So ended the career of a most remarkable man. At a time when the miniscule U.S. Regular Army functioned like a private club for West Point graduates, Funston was one of a non-West Point trio who achieved two-star rank in an unorthodox manner while winning the U.S. Medal of Honor in the process. The others—Arthur MacArthur and Leonard Wood—were both brave and capable, but were not above using political influence for career enhancement. Funston, on the other hand, once faced political censure. As noted earlier, his friend William Allen White had become close to President Theodore Roosevelt. Consequently, when Roosevelt became enraged by Funston’s public mutterings about political appointee-governor William Howard Taft’s interference in the Philippines, he passed word to White.

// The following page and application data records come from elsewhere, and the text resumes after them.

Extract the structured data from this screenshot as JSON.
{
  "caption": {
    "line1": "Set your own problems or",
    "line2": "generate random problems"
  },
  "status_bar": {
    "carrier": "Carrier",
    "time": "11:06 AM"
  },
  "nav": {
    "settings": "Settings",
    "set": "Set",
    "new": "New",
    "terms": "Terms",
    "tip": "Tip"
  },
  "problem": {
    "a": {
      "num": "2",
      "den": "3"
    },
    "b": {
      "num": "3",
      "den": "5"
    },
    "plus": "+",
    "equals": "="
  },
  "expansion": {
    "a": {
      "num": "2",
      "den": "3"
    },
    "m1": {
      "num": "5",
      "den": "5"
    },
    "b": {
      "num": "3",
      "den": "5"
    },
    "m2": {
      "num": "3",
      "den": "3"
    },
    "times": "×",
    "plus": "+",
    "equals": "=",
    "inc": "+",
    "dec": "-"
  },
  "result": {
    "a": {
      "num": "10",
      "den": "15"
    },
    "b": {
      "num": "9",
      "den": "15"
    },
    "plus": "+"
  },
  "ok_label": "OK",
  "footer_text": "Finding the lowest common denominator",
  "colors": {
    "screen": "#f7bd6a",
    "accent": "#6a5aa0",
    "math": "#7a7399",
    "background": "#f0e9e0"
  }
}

Deeply worried, Funston’s old pal admonished his friend to keep his mouth shut against the tide of words coming out of it and the tide of liquor going into it. But, always a man with a sense of humor, Funston ruefully responded: “Oh, Billy, look not upon the gin rickey when it is red and giveth color to the cup, for it playeth hell and repeat with poor Timmy [Funston’s college nickname].”
After Funston’s passing, White wrote the most poignant eulogy: “In all his dealings, the element of greatness showed forth unwaveringly. He was simple and direct. He knew no simulation or poses. He never walked on stilts. He despised cant and canters. He was as dashing as Little Phil Sheridan; as unique and picturesque as the slow moving, taciturn Grant; as charming as Stonewall Jackson; as witty as old Billy Sherman; and as brave as John Paul Jones.”
A Self-Evolving Circle
Taking a last look at the whole Funston picture, two curious incidents close the book and echo the poet Emerson’s observation that: “The life of man is a self-evolving circle.”
The first involves Major General Arthur MacArthur, Funston’s commanding officer in the Philippines. Funston’s baby son had a silver christening cup engraved “Arthur MacArthur Funston/From Arthur MacArthur/1902.” This child died as a youngster, but 40 years later, when Arthur MacArthur’s young grandson Arthur MacArthur IV fled from Corregidor with his mother and his famous father Douglas, it was reported that he had the Funston baby’s cup in his hand.
And finally, the night the duty officer—a public relations officer—at Secretary of War Newton Baker’s office got word of Funston’s death in San Antonio, he sped to the secretary’s Washington, DC home with the news. Because Funston had already been selected to command all the U.S. forces if they went to France, the stunned Baker began thinking out loud. “Whom are we going to select to fill the post?” he wondered.
Without a pause, the public relations officer suggested the name of a newly promoted major general … “Pershing!” he said.
That public relations officer was a newly promoted major—Douglas MacArthur.